Competing Interests: The authors have declared that no competing interests exist.

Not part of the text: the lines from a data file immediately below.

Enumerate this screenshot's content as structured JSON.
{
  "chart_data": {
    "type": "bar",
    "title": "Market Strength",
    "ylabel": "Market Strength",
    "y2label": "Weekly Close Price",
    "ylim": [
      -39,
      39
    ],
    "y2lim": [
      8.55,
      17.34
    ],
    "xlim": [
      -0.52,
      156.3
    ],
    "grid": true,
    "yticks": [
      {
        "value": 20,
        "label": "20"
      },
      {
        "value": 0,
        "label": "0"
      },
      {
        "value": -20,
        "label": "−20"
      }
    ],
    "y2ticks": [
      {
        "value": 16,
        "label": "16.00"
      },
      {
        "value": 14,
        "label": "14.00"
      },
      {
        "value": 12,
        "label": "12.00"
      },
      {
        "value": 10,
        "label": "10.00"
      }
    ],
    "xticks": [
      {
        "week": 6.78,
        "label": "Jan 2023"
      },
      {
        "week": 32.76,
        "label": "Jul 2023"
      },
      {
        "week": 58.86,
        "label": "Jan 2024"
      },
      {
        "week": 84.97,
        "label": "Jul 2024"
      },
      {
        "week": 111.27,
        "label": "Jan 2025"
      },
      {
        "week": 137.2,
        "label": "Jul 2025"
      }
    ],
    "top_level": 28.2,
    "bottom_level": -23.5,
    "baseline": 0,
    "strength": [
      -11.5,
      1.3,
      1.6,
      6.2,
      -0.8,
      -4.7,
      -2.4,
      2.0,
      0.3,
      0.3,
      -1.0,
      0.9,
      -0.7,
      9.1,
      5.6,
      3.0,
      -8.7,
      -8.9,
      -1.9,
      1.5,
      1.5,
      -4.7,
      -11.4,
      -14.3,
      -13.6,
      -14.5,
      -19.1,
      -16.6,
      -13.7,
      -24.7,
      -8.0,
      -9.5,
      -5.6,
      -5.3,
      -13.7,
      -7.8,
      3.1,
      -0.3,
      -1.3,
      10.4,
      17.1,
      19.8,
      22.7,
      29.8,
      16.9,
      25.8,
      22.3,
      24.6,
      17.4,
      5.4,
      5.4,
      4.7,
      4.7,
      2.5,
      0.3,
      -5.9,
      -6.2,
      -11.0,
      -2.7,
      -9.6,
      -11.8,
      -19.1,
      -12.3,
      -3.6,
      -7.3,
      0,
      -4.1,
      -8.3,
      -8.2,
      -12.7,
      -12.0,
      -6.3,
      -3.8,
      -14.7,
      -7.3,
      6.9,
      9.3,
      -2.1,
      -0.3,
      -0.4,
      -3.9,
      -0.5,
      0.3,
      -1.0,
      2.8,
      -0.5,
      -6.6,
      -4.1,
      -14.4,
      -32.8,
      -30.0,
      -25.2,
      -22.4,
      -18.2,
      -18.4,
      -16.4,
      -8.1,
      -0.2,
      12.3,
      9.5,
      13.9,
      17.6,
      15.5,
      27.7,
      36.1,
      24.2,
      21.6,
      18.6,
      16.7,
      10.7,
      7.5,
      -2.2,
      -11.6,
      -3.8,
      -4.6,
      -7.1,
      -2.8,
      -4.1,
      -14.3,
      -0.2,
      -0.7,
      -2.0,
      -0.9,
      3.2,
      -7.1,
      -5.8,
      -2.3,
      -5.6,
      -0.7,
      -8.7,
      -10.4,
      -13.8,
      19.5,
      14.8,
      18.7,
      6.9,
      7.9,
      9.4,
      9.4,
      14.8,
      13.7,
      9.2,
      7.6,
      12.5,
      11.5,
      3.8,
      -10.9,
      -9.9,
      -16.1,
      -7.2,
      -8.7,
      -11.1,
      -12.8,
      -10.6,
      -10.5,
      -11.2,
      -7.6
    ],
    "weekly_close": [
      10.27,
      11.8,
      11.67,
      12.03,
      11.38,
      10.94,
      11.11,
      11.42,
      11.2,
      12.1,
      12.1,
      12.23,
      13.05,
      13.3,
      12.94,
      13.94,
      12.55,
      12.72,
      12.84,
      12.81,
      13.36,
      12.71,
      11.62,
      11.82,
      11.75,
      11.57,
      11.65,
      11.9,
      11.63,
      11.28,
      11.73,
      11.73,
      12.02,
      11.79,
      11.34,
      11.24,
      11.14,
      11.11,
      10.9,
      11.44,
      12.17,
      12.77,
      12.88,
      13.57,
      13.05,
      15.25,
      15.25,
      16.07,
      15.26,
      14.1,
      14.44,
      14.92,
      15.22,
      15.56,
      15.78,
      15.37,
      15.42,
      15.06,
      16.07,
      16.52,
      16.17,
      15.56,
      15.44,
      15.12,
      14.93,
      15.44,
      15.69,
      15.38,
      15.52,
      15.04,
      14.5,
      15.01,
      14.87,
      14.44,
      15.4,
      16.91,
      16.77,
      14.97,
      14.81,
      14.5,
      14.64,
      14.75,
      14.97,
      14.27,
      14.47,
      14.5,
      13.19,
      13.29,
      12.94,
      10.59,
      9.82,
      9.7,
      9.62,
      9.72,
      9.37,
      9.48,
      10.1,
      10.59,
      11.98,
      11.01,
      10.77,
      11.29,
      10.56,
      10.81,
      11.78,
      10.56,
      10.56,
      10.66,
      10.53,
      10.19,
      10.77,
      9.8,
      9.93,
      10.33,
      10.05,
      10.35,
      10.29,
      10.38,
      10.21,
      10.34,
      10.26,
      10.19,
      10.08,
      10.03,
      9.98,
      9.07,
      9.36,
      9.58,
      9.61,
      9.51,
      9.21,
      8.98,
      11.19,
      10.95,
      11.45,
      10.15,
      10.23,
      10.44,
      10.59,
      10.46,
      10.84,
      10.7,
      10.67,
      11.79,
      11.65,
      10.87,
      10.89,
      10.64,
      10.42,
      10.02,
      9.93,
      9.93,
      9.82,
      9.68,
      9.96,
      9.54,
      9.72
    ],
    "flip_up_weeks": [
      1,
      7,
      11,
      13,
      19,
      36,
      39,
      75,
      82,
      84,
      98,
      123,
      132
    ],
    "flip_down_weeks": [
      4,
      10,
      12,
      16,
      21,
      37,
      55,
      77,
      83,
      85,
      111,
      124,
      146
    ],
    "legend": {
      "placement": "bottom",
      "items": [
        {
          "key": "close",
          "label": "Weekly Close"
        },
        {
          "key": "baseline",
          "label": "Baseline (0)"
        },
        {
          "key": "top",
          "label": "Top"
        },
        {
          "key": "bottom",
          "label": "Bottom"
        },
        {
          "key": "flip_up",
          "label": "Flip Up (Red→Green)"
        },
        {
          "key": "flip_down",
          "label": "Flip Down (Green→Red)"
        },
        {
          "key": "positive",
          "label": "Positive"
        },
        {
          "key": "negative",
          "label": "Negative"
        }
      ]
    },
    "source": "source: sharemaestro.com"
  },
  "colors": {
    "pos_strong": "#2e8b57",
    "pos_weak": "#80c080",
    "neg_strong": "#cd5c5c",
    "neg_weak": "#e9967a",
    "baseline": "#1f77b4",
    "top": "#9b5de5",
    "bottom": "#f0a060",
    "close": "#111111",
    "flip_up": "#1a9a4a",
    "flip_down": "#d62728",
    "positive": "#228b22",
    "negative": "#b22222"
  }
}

Funding: Excavation and preparation of the specimens was supported by funds provided by the Utah Geological Survey (http://geology.utah.gov/) with excavations at Don's Ridge funded in part by a Quest Grant to JIK administered by the Discovery Channel (http://dsc.discovery.com/convergence/quest/quest.html). ATM thanks the Evolving Earth Foundation (http://www.evolvingearth.org/), Jurassic Foundation (http://jurassicfoundation.org/index.html), University of Pennsylvania Paleobiology Summer Stipend (http://www.sas.upenn.edu/earth/graduate.htm), and Utah Friends of Paleontology (http://www.utahpaleo.org/utahvalley.html) for funding his research. The funders had no role in study design, data collection and analysis, decision to publish, or preparation of the manuscript.